Go through the listing and return every line with "accent" in it.

### Given records ###

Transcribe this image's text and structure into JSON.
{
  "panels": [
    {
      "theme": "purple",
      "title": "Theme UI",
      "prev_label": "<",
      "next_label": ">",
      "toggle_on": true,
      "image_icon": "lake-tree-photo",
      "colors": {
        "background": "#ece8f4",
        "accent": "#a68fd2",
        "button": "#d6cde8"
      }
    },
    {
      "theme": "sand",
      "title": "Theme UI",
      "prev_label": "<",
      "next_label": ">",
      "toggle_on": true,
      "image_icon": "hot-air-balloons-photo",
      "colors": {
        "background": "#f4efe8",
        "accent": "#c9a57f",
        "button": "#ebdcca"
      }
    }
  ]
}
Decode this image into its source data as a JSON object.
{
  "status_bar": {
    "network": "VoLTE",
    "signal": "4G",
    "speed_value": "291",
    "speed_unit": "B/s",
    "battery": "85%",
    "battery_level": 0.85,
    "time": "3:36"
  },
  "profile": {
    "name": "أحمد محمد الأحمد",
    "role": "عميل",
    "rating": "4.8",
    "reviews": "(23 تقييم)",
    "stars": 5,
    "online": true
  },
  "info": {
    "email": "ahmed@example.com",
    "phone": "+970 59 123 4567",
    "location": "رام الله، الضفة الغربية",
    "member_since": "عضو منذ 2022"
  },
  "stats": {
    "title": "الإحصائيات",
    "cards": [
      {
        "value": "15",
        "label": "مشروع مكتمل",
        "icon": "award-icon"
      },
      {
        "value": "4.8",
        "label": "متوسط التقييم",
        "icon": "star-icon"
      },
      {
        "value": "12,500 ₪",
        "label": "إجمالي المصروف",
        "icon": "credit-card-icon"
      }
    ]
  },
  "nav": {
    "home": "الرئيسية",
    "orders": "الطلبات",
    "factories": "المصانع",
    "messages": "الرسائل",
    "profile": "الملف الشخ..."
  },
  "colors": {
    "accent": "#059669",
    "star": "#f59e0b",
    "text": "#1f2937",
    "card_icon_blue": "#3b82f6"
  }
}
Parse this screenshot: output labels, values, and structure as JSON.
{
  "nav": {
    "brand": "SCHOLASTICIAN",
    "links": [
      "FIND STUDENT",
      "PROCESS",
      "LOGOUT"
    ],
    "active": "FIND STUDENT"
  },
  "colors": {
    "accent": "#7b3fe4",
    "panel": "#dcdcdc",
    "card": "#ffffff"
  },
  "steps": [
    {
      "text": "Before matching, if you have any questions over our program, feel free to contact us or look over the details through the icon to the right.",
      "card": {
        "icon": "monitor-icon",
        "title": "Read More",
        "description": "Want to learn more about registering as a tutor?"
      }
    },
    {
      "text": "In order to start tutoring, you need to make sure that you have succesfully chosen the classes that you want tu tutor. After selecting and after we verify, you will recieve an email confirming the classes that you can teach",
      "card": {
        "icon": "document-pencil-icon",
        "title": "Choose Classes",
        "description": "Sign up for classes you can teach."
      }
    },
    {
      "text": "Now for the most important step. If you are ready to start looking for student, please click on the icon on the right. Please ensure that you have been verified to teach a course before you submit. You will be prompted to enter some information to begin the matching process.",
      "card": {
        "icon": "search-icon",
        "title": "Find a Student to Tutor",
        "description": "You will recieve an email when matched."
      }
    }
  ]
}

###

_Exercise result_:
        "accent": "#a68fd2",
        "accent": "#c9a57f",
    "accent": "#059669",
    "accent": "#7b3fe4",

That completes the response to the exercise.